  • 4-H Project Achievement engages 10,000 youth annually in a process where 4-H members learn public speaking skills, do research, prepare illustrated talks, keep a portfolio of their accomplishments, and present an oral presentation. The skills learned in 4-H are used by individuals in the workforce every day.
  • Georgia 4-H partners with Georgia FFA and the UGA Animal & Dairy Science Department to provide opportunities to Georgia's youth to learn responsibility through livestock projects, programs and judging events. Yearly, nearly 2,400 young people complete a year long process to prepare over 4,500 animals for exhibition at the Georgia Junior National Livestock Show and other competitive events
  • Nearly 5,000 youth participate in 4-H Project S.A.F.E. (Shooting Awareness, Fun and Education) Program annually. These young people learn concentration, sportsmanship and teamwork and are led by over 1,000 trained volunteers who give of their individual time to benefit youth.
  • The 4-H program utilizes volunteers at local and state levels to implement the programs of Georgia 4-H. There are currently over 5,900 certified 4-H volunteers in Georgia that help the 94 county Extension agents deliver the 4-H program to 156,000 young people.
  • On a biennial basis the Georgia Youth Summit bringing together 800 of Georgia's brightest young people to seek their ideas on issues young people see facing our state.
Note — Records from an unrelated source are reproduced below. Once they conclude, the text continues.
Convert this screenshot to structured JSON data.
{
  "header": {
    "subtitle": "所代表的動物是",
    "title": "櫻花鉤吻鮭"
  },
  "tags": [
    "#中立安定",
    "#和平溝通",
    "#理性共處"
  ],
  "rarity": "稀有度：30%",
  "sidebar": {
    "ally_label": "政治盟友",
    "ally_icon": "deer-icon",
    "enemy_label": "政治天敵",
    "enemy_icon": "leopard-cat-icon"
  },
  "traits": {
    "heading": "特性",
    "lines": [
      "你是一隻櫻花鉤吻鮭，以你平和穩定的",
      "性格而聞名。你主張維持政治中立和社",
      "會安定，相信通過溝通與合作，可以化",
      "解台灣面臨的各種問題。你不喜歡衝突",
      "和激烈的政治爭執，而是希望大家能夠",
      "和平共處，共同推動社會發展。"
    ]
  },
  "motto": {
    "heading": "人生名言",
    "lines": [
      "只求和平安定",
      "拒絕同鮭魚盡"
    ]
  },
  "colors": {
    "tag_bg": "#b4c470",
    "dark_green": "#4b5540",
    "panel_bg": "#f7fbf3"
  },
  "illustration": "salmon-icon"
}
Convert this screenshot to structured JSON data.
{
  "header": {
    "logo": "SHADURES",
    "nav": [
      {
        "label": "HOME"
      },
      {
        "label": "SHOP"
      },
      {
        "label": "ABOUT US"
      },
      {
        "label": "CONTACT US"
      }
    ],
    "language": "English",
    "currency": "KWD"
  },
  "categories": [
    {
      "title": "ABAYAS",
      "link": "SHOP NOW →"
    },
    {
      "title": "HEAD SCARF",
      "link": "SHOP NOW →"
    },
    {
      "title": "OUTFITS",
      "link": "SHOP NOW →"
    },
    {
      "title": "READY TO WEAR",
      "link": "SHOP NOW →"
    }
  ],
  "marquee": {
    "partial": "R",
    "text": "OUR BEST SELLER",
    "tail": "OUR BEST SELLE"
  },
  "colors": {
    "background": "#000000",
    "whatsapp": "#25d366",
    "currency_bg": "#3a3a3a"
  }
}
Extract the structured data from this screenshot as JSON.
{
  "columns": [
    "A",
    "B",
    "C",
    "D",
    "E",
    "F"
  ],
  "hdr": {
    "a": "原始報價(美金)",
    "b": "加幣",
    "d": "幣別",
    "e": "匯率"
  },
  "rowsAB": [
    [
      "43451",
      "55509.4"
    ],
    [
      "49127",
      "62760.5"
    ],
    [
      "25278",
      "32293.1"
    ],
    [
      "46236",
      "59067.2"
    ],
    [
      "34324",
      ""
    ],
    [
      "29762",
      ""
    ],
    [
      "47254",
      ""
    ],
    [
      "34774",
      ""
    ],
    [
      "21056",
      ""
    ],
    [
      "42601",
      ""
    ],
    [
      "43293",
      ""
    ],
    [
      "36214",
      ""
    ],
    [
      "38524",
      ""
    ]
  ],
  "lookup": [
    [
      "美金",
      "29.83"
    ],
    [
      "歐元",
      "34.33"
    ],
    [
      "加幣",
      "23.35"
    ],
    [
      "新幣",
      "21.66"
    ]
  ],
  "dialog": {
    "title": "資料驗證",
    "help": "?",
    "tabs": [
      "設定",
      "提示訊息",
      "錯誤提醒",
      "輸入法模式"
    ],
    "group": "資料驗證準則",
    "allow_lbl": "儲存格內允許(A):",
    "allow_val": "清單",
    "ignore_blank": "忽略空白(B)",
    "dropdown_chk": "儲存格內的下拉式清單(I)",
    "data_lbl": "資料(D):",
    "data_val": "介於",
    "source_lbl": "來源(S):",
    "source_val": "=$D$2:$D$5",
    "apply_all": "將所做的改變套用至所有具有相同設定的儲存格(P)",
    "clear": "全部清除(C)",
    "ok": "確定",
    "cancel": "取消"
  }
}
These issues and concerns are shared with public officials in Georgia who make policy which shapes the future of our state.

The Georgia 4-H Environmental Education (EE) Program:

As a part of Georgia 4-H, EE serves as a partner in education with public, private, and home school groups across Georgia and the Southeast. The high-quality, research-based education programs are taught in the context of the real world environment at the five 4-H Centers. From the mountains to the sea, the Georgia 4-H Environmental Education Program is often recognized for its ability to bring school concepts to life and connect students to the natural world using the outdoors as a classroom without walls. Georgia 4-H Environmental Education has an emphasis in the sciences, and complements history/social studies, language arts, and mathematics, and promotes team building, skill development, communication, and relationships. During the 2008-09 school year, the five 4-H Centers across Georgia reached over 37,000 participants and since its inception in 1979, the total program has served over 800,000 participants. Students showed a 45% increase in knowledge from the pre-test to the post-test.

Georgia 4-H Foundation:

This is a private partner of the Georgia 4-H program and seeks private donations to support Georgia's programs, to provide awards, incentives, and scholarships to Georgia 4-H members, and to support the 4-H facilities by soliciting private funds to improve each of the five Georgia 4-H Centers.